My thinking is Zoom’s Ai makes it easy to keep costs down for certain types of litigation. Family law comes to mind. In Texas, there are no court-appointed lawyers for family law cases. In general, family law cases are very expensive for families when it comes to taking time off from work, hiring child care, and paying attorney’s fees. Courts can leverage Kites to keep their costs down and make it more convenient for families, and especially single parents. However, keep in mind Kites must be used in conjunction with Zoom. I don’t think courts will find it very useful for contentious litigation. Using Zoom also makes sense for family law cases rather than meeting at the courthouse. In my recent experience Kites can eliminate conflicts regarding restraining orders and general privacy concerns. This makes Kites a no-brainer for AG courts who need interpretation. If you’re working in the AG or areas of family law, you might want to consider exploring another niche. Final divorce decrees will likely remain in person but that is probably it.
For personal injury litigation, I believe we will see the rise of post-edited consecutive interpretations. It is easy to control the sound when there are a limited number of parties in a room. If each person gets a computer screen and a microphone, the AI can simply create a voice-to-text scenario. It would go like this: The lawyer asks, “Where were you on the night in question?” The Spanish speaking witness reads on her screen, “¿Dónde estuvo durante la noche en cuestión?” She responds in Spanish, “Estuve en la casa de mi novio.” But the AI makes an error and prints, “Estufa en la casa de mi novio.” The lawyer also sees the error on his screen, “In the stove at my boyfriend’s house.” At this point, the interpreter steps in corrects the error and the deposition continues.
We are all going to need to find new and more well-defined, specialized niches. Building a niche is going to be incredibly important to continue to earn well in the AI economy. We won’t be able to earn as easily. Getting paid to sit around the courthouse may become a thing of the past. But there are a few advantages humans have over machines, especially in a legal context.
Machines cannot be sworn in as witnesses
It will probably be hundred years before a computer can be dutifully be sworn in as an interpreter. There needs to be a lot of money and human effort to support laws making it legal to use AI translators, especially in criminal cases (not that they won’t try!).
Humans are masters at variation and style
One of the great accomplishments of human cognition is style. Using fresh ideas to describe events, places, people, and things. Although AI is improving it still comes out stilted and repetitive.
Humans know when they don’t know something
When I was in school studying computer science, we had a regular discussion about how much a piece of software can know, and know when it doesn’t know it. The short answer is: a machine’s lack of awareness means it cannot know.
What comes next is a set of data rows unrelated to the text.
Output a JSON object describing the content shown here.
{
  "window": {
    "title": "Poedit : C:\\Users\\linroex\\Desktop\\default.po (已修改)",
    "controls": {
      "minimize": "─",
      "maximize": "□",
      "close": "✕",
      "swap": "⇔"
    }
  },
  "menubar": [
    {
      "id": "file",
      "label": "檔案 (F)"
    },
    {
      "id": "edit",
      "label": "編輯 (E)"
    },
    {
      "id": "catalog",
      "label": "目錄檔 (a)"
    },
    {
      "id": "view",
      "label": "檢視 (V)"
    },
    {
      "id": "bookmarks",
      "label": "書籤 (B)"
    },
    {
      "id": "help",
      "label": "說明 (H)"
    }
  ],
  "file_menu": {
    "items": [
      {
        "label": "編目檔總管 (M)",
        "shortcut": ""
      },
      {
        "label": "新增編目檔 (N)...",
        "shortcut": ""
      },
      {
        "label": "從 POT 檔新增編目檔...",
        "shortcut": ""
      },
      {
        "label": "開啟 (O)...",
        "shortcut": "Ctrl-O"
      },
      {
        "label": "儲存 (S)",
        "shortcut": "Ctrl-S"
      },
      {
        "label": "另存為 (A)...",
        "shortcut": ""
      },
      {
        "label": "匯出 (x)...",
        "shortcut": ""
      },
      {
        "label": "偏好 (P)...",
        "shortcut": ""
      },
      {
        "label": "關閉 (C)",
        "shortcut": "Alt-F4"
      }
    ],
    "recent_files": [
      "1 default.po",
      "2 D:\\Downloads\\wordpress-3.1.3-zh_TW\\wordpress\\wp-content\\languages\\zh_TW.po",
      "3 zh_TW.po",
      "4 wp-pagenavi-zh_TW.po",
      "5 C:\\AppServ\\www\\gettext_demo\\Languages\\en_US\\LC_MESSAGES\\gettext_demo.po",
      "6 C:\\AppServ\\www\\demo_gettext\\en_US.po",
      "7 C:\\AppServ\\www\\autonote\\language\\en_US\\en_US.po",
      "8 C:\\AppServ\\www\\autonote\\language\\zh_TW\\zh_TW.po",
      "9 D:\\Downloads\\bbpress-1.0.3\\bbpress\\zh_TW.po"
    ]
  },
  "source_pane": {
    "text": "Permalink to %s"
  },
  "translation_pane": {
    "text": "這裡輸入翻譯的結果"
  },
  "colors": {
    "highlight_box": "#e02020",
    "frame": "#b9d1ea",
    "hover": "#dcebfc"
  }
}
Humans easily recognize when they don’t know an answer but can rely on what they do know to create a meaningful and relevant interpretation.
Humans are creative
AI is great at describing mundane details but struggles to reframe a statement into something culturally and contextually appropriate.